CHICAGO (AP) — Rep. Paul Ryan told the nation's most active Republicans on Friday that criticism of President Barack Obama alone is insufficient to fuel a GOP comeback in this year's elections or in 2016.
Instead, the Wisconsin congressman told the Republican National Committee, it's time for the party to put up examples that demonstrate to the nation and previously under-represented groups in the GOP that it is the party of the future.
"We are in one of those trajectory-making moments where we will determine the kind of country we are going to be for at least a generation," Ryan said during a luncheon on the last day of the group's summer meeting.

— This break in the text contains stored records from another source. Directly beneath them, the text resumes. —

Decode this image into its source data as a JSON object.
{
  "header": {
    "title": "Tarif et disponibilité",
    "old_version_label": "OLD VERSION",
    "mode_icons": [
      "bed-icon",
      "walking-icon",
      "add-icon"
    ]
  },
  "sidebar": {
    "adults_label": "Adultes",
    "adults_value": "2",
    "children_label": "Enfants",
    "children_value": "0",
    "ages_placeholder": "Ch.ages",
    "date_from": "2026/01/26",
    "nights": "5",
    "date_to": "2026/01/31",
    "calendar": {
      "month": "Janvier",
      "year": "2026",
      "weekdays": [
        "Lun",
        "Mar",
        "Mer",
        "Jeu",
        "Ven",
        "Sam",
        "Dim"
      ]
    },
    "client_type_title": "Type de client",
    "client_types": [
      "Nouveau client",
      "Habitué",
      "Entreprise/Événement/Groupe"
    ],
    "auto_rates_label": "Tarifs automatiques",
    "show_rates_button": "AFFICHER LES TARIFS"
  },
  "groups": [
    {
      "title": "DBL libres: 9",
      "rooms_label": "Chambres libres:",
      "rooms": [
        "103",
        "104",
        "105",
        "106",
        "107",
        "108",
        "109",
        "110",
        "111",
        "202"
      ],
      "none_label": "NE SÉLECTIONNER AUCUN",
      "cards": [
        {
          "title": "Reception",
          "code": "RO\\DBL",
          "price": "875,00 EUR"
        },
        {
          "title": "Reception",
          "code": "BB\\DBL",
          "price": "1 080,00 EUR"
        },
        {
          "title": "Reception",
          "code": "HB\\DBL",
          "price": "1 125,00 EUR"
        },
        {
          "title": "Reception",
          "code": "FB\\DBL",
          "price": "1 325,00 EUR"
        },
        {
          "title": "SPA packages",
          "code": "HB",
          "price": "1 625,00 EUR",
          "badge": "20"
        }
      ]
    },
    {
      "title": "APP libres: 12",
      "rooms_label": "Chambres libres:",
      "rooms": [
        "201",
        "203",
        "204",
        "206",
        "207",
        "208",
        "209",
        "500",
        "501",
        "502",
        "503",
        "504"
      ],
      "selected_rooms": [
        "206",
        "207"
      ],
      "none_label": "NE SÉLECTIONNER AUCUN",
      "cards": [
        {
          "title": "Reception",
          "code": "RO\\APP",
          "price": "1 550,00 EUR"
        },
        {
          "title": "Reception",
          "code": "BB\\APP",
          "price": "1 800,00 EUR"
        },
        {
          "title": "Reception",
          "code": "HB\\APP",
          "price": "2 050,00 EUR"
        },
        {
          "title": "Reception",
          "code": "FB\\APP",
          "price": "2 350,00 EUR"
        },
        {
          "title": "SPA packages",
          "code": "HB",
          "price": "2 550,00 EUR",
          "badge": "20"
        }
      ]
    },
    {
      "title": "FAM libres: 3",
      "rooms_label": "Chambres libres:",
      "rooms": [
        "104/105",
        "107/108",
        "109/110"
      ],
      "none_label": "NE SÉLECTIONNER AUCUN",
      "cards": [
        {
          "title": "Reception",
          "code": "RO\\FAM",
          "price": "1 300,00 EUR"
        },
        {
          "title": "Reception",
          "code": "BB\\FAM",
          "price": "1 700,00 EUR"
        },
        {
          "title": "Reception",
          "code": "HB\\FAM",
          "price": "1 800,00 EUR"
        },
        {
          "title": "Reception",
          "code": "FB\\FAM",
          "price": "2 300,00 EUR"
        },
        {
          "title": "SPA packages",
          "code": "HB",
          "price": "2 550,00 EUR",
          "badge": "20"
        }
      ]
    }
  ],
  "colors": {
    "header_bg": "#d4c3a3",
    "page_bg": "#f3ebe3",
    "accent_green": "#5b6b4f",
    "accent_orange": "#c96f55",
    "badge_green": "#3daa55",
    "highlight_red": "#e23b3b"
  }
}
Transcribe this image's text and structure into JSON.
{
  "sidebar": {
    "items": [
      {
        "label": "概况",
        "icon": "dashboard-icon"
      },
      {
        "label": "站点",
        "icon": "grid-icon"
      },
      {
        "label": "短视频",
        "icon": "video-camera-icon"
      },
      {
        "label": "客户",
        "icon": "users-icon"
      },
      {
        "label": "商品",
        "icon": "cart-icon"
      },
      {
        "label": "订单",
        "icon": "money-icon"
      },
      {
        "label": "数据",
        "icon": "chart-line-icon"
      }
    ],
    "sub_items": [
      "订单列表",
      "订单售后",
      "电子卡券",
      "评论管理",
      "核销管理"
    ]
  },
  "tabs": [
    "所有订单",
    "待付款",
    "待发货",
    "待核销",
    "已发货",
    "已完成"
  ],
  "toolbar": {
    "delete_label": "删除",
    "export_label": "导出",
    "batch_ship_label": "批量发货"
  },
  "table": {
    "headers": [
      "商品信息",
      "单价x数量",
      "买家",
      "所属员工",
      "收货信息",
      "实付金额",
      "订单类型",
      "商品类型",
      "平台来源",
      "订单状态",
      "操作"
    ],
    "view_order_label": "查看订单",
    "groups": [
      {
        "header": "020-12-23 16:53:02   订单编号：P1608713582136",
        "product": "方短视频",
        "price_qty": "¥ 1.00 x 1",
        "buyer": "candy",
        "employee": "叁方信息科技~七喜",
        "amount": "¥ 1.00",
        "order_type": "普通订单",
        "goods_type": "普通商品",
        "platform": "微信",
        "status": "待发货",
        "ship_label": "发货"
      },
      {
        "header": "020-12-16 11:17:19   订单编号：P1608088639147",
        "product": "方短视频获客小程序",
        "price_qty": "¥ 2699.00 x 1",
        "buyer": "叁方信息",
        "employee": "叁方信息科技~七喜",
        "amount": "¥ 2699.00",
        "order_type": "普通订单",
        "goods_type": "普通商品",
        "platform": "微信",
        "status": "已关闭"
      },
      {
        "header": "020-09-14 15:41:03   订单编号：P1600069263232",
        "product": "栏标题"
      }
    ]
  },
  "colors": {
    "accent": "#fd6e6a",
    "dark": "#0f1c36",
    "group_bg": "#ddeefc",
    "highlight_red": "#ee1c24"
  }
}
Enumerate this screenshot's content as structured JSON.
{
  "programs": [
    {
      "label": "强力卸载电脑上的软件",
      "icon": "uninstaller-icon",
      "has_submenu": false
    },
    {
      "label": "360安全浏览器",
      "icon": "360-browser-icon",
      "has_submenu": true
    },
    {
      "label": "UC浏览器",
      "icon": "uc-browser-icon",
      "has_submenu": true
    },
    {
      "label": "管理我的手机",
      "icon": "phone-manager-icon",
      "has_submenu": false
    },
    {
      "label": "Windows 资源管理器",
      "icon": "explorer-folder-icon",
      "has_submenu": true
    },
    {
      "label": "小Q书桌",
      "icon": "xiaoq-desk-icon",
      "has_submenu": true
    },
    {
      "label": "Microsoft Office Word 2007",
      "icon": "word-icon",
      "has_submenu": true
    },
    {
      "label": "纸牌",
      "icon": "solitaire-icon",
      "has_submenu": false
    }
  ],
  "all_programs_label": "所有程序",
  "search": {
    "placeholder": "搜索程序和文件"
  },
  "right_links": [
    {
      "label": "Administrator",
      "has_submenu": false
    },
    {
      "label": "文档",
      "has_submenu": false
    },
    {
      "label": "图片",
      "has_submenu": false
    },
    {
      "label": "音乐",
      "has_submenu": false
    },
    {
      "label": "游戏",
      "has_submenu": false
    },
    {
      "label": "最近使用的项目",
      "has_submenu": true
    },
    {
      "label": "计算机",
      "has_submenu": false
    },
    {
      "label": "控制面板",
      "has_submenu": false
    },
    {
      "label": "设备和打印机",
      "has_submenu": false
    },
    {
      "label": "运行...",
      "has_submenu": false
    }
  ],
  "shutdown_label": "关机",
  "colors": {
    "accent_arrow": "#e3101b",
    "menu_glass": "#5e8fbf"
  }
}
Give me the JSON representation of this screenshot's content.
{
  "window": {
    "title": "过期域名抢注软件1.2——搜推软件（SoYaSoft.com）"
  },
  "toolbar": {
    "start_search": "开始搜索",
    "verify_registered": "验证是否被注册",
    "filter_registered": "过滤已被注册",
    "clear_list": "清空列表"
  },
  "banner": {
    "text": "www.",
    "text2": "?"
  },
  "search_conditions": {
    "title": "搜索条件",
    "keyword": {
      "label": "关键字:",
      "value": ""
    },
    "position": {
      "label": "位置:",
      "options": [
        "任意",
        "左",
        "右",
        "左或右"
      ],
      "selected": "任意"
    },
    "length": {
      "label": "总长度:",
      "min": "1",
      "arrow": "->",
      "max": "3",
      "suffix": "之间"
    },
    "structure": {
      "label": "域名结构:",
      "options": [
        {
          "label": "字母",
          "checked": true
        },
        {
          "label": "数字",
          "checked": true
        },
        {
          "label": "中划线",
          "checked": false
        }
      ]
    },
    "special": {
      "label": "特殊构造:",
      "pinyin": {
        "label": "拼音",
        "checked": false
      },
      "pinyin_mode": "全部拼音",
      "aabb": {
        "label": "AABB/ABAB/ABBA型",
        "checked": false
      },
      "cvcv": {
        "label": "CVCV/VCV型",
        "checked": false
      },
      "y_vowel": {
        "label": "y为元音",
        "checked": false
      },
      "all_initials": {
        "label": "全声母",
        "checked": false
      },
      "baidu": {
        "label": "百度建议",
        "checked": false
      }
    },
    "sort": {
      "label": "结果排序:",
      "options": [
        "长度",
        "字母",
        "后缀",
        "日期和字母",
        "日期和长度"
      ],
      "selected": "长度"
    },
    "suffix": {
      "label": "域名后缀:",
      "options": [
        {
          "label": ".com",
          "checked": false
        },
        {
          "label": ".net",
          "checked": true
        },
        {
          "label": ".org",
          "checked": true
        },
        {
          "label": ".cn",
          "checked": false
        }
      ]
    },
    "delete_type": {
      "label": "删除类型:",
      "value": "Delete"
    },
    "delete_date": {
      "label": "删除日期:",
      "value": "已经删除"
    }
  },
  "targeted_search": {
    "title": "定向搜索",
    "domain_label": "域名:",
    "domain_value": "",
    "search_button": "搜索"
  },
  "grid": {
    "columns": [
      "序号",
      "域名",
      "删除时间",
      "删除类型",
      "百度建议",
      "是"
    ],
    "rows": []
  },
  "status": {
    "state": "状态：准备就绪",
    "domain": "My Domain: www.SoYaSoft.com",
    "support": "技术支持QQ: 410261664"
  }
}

"We need to show that we have better ideas. We need to show that we have real solutions. We need to show that we're the party of opportunity," said Ryan, the GOP's vice presidential nominee in 2012.
His upbeat tone and call for wholesale expansion of the Republican Party to include more low-income and racially diverse supporters come as his party struggles to coalesce around a plan to deal with the millions of immigrants in the U.S. illegally.
Comprehensive immigration reform was a priority in the RNC's post-2012 report, commissioned by RNC Chairman Reince Priebus after presidential nominee Mitt Romney lost to Obama. A sticking point between House Republican leadership and the party's more conservative House members, immigration stymied the GOP again last week when House Republicans wrangled over how to deal with problems on the southern border.
Ryan praised his colleagues for raising concerns about the Obama administration, including the health care law, the 2012 attack on the U.S. diplomatic outpost in Benghazi, Libya, and problems with the Department of Veterans Affairs. But he cautioned the audience of roughly 250 meeting this week to discuss party business that opposing Obama was not a winning strategy by itself.
"It is not enough for us to simply criticize," he said. "We must be a proposition party."
The GOP's candidate for governor in Nebraska, Pete Ricketts, told the group that he was optimistic about his party's chances — and his own — in the November elections. But Ricketts too urged Republicans to take nothing for granted, despite Obama's low approval ratings. Ricketts is ahead in polls of voters in Republican-heavy Nebraska.
"It's good to be ahead, but nothing to be complacent about," said Ricketts, the former chief operating officer of Ameritrade and part owner of the Chicago Cubs.